“Absent that the answer is no,” he said.

Beck, the CEO of Rocket Lab, said he was frustrated that much of the conversation about space junk revolves around the risk of collisions in orbit and there isn’t much conversation about how space traffic is already affecting launch activities. Satellite constellations can be particularly problematic, he said, because the satellites can fly quite close together, forming a kind of block that can prevent rockets from penetrating.

In the early days of Rocket Lab, Beck said, the company could choose a 30-minute time frame on any given day and expect to safely reach orbit.

Lately, the company has had to choose “half a dozen separate launch windows because we have to shoot through a train of satellites,” Beck said.

Space junk poses terrifying threats. Here's what it means for SpaceX's megaconstellation
However, Beck said he is not against SpaceX’s plans or the huge constellations of satellites in general. Starlink, once operational, could provide huge benefits to life on Earth by making Internet access available to billions of people who still don’t have enough connectivity, he noted.

But Beck said he was concerned about how quickly he saw the traffic in space affect his business. And he’s worried that new players in the space industry may be reckless.

“It’s just a race to orbit, and there’s no consideration for what environment we’re going to leave behind,” he said. “Anyone who drives a launch vehicle now needs to be truly aware of their responsibilities.”

Outer space surveillance

Rocket Lab recently launched its own internal investigation into the traffic problem, hoping to determine how problematic it can be for the company with the growth of satellite constellations.

But for now, Beck said, Rocket Lab would benefit from more precise tracking of objects in space. The US military acts as the de facto policeman of world traffic because it manages a large database of active satellites and space junk, but the military no longer wants that task.

Managing traffic in space is difficult and dangerous. Here's how we could improve it

NASA and military officials are lobbying for the U.S. government to transfer traffic management duties to the Department of Commerce, which could work to establish a more comprehensive and collaborative monitoring and management system internationally.

NASA chief Jim Bridenstine urged senators in a hearing last week to fund this effort, noting that the International Space Station also had to dodge orbital debris. three times so far this year, an unprecedented rate.

“We are providing the world with global space situational awareness and space traffic management free of charge,” Bridenstine said during the hearing. “We have to take that data, combine it with commercial and international data to create a single integrated spatial image that can be shared with the world. And, by the way, the world must support us in this effort.”

Congress last year chose to commission a study on the issue rather than give the green light to reform.

Beck is also troubled that global regulation of space traffic has lagged far behind technology.

The 1967 Outer Space Treaty, which remains the leading international document regulating activity in space, was passed at a time when only two governments were going into space. Now that more countries and commercial companies are also in the space flight business, regulators face a Catch-22: they don’t want to create a lawless environment, but are reluctant to impose new rules for fear that other countries may become more dominant. in the space.

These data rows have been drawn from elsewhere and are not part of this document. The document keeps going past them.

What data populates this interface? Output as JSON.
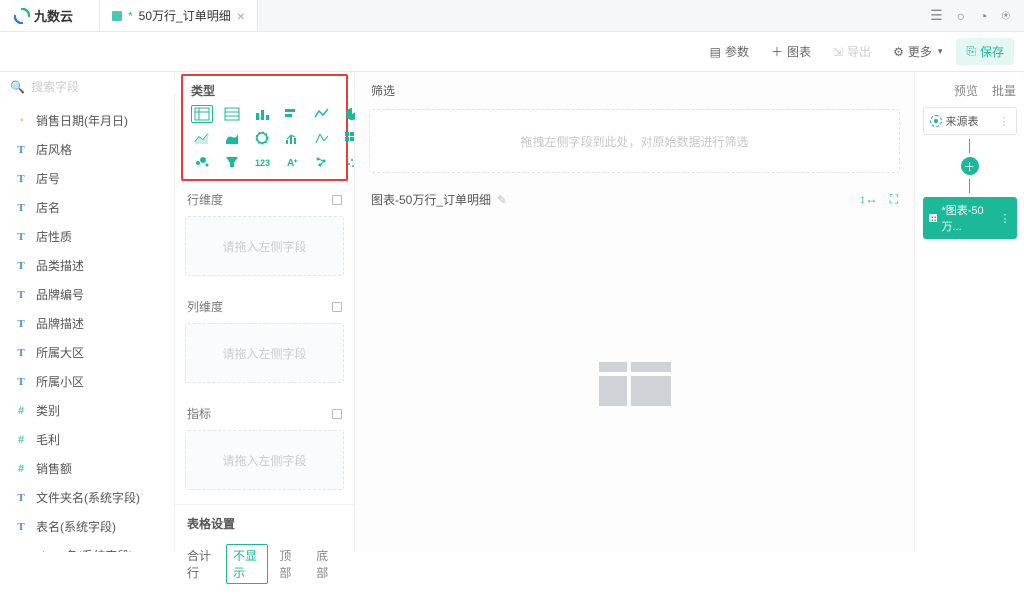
{
  "brand": {
    "name": "九数云"
  },
  "tab": {
    "title": "50万行_订单明细"
  },
  "topIcons": {
    "list": "☰",
    "bell": "○",
    "clock": "◔",
    "user": "⍟"
  },
  "toolbar": {
    "params": "参数",
    "chart": "图表",
    "export": "导出",
    "more": "更多",
    "save": "保存"
  },
  "search": {
    "placeholder": "搜索字段"
  },
  "fields": [
    {
      "type": "date",
      "label": "销售日期(年月日)"
    },
    {
      "type": "text",
      "label": "店风格"
    },
    {
      "type": "text",
      "label": "店号"
    },
    {
      "type": "text",
      "label": "店名"
    },
    {
      "type": "text",
      "label": "店性质"
    },
    {
      "type": "text",
      "label": "品类描述"
    },
    {
      "type": "text",
      "label": "品牌编号"
    },
    {
      "type": "text",
      "label": "品牌描述"
    },
    {
      "type": "text",
      "label": "所属大区"
    },
    {
      "type": "text",
      "label": "所属小区"
    },
    {
      "type": "num",
      "label": "类别"
    },
    {
      "type": "num",
      "label": "毛利"
    },
    {
      "type": "num",
      "label": "销售额"
    },
    {
      "type": "text",
      "label": "文件夹名(系统字段)"
    },
    {
      "type": "text",
      "label": "表名(系统字段)"
    },
    {
      "type": "text",
      "label": "sheet名(系统字段)"
    }
  ],
  "config": {
    "typeTitle": "类型",
    "rowDim": "行维度",
    "colDim": "列维度",
    "metric": "指标",
    "dropHint": "请拖入左侧字段",
    "tableSettings": "表格设置",
    "sumRow": "合计行",
    "seg": {
      "none": "不显示",
      "top": "顶部",
      "bottom": "底部"
    }
  },
  "canvas": {
    "filterTitle": "筛选",
    "filterHint": "拖拽左侧字段到此处，对原始数据进行筛选",
    "chartTitle": "图表-50万行_订单明细"
  },
  "pipeline": {
    "tabs": {
      "preview": "预览",
      "batch": "批量"
    },
    "sourceLabel": "来源表",
    "chartNode": "*图表-50万..."
  }
}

Recent attempts to update the rules on the international stage have been “incredibly inspiring, but also incredibly depressing,” Beck said. Because even if countries were willing to come to the table, nothing has actually been agreed since the 1970s.

“We are very pro-democratizing space,” Beck said. “But it has to be done in a way that is responsible for each generation.”


Source link